Pioneer Logan County Sheriff Dies At Guthrie


May 3, 1943—Guthrie, OK—Funeral for John Mahoney, 79-year-old ‘89er and pioneer and colorful Logan County peace officer who served a restraining order on Gov. C. N. Haskell and was ordered “thrown in the guard house” for his trouble, will be at 9 a.m. Monday at St. Mary’s Catholic church here.

            Mahoney, who died Friday at his home after a long illness, served the order on Haskell in an Oklahoma City hotel in 1910 during the height of the fight between Oklahoma City and Guthrie for the state capitol.  Mahoney was Logan County sheriff when the order, an attempt to keep Haskell from moving the capitol from Guthrie, was issued.

            Mahoney, who knew many of the state’s early day outlaws, came to Guthrie about 2 p.m. April 22, 1889, homesteading four miles southeast of the city.

            He was appointed deputy sheriff in 1901, and later night chief of Guthrie police.  In 19906 he was named on the staff of Bill Fossett, then a United States marshal, before serving three terms as Logan County sheriff.

            After retiring, Mahoney became a member of the police department here a second time in 1929, and served in executive positions until 1937.  In 1936 he was state president of the 89'ers association.

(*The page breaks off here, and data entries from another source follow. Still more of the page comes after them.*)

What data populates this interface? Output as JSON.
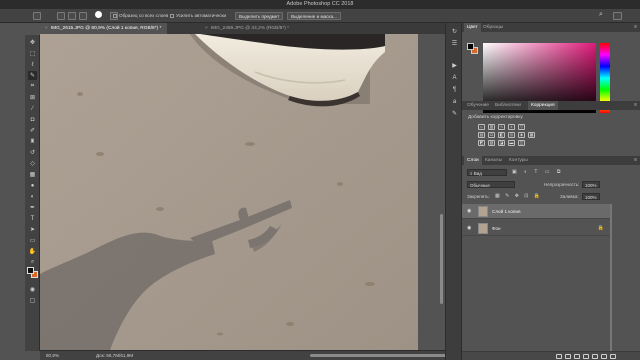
{
  "app": {
    "title": "Adobe Photoshop CC 2018"
  },
  "options_bar": {
    "sample_all_layers": "Образец со всех слоев",
    "auto_enhance": "Усилить автоматически",
    "select_subject": "Выделить предмет",
    "select_and_mask": "Выделение и маска..."
  },
  "document_tabs": [
    {
      "label": "IMG_2615.JPG @ 80,9% (Слой 1 копия, RGB/8*) *",
      "active": true
    },
    {
      "label": "IMG_2459.JPG @ 34,2% (RGB/8*) *",
      "active": false
    }
  ],
  "status": {
    "zoom": "80,9%",
    "doc": "Док: 66,7M/61,9M"
  },
  "color_panel": {
    "tabs": [
      "Цвет",
      "Образцы"
    ],
    "fg": "#000000",
    "bg": "#d8682a",
    "hue": "#e01a7a"
  },
  "adjustments_panel": {
    "tabs": [
      "Обучение",
      "Библиотеки",
      "Коррекция"
    ],
    "add_label": "Добавить корректировку"
  },
  "layers_panel": {
    "tabs": [
      "Слои",
      "Каналы",
      "Контуры"
    ],
    "filter_kind": "Вид",
    "blend_mode": "Обычные",
    "opacity_label": "Непрозрачность:",
    "opacity_value": "100%",
    "lock_label": "Закрепить:",
    "fill_label": "Заливка:",
    "fill_value": "100%",
    "layers": [
      {
        "name": "Слой 1 копия",
        "selected": true
      },
      {
        "name": "Фон",
        "selected": false,
        "locked": true
      }
    ]
  }
}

            Burial will be in Summit View cemetery here.  He is survived by his wife and a daughter, Miss Betty Mahoney, both of the home, and a brother, R. C. Mahoney, Detroit, Michigan.